“There are a huge amount of efficiencies shown over and over again that can be achieved by existing systems. Why not call for accountability? Why does a care provider or a hospital benefit from the fact that a mistake was made on a patient? When the patient goes back to the hospital, Medicare and the insurance companies just pay for it. There is something very flawed about that kind of thinking that there’s no consequence for not doing what should’ve been done correctly in the first place. Why don’t people wash their hands when they know that’s a main way of infection passing in hospitals? Why are medications not looked at as a system when some places have figured it out; the VA hospital system has a 99% rate of accuracy where on the other hand most hospitals have a 1 in 5 chance of medication errors.
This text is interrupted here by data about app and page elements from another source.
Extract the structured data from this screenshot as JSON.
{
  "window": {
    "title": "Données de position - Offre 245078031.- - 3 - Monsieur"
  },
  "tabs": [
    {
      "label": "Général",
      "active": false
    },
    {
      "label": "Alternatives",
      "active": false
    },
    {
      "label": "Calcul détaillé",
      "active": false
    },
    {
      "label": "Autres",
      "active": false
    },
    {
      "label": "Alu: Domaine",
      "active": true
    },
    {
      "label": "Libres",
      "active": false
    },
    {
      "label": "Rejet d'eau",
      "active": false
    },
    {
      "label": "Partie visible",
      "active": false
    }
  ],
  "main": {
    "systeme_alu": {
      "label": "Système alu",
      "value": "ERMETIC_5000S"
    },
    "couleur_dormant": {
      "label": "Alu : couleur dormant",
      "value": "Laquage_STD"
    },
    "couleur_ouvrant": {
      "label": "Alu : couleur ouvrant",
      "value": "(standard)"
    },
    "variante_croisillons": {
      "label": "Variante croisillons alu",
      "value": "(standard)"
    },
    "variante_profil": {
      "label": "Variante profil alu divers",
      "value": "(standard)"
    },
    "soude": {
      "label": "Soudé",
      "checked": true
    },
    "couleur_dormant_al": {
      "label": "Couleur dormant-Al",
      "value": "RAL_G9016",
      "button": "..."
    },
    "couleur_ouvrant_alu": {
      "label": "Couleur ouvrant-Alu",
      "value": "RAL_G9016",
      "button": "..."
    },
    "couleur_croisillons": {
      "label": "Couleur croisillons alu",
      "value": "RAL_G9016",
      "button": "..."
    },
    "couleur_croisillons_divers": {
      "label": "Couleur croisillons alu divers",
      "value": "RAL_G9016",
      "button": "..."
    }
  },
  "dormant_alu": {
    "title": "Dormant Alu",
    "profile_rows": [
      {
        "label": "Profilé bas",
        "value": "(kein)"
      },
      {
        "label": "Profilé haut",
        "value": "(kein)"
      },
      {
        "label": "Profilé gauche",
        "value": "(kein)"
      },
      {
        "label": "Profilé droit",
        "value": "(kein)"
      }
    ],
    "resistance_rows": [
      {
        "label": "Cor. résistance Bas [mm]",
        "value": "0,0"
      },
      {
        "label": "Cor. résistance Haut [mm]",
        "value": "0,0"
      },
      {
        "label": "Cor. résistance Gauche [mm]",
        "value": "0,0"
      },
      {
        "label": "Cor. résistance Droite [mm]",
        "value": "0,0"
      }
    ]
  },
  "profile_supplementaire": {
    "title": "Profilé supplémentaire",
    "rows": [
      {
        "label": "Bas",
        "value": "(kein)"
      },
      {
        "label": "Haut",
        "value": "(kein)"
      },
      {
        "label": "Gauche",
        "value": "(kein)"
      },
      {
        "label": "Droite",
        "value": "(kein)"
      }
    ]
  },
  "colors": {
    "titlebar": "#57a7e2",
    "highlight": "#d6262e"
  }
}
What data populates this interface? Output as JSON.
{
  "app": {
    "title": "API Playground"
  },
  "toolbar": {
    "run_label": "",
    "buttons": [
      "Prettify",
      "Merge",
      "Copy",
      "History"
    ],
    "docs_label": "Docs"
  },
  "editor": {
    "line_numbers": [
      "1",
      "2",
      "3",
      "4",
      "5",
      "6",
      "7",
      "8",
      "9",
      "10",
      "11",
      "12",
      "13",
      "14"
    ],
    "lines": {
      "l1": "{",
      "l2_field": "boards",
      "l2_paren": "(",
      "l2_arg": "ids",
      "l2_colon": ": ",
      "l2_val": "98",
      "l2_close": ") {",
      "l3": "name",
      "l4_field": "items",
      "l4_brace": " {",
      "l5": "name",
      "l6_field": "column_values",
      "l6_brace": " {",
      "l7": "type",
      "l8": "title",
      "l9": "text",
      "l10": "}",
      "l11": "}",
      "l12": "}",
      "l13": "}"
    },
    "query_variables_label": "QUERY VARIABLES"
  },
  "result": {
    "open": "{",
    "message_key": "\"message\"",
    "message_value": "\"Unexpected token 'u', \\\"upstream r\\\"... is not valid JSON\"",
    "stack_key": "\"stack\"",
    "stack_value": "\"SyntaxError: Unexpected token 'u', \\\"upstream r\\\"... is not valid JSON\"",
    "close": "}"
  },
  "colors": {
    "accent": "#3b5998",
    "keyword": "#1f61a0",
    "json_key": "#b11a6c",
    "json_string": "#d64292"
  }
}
We know this data—it’s, kind of, staring at the states saying, ‘Do something!’ How do you do your business better, period?”
Hansen believes that these problems can be solved with smart solutions, not necessarily expensive solutions, a belief that she traces back to her time at Boston College. “I remember taking a nutrition class in the school of nursing. [For one exercise] all of my classmates and I were divided into three groups and we were given budgets to prepare a nutritious meal—to go shopping and cook this—but we had three different types of budgets. Some of the lucky folks got a high-end budget, some of us got a somewhat moderate budget and some of us got a very small amount of money. Our charge was to meet the Required Daily Allowances, and we all met the test and did it well. Needless to say, the common denominator was having a balanced nutritious diet for a day. It was possible to do it on the low-end budget [and still] achieve the principles. We have to be appreciative of the fact that sometimes we’re going to be on that low-end side and that to achieve the results, you just have to do it differently than if you had all the money to spend for a high-end meal.”
“I think we have a moral obligation to do well by the opportunities that have been given to us and to always realize that our ability to do what we do is in the context of a larger society. And I just never forget that. I am probably always a cup half full type person and I just feel blessed as well as awed by the fact that I have these opportunities. And having these opportunities and venues, I need to use it for the good of society. It’s really important to me.”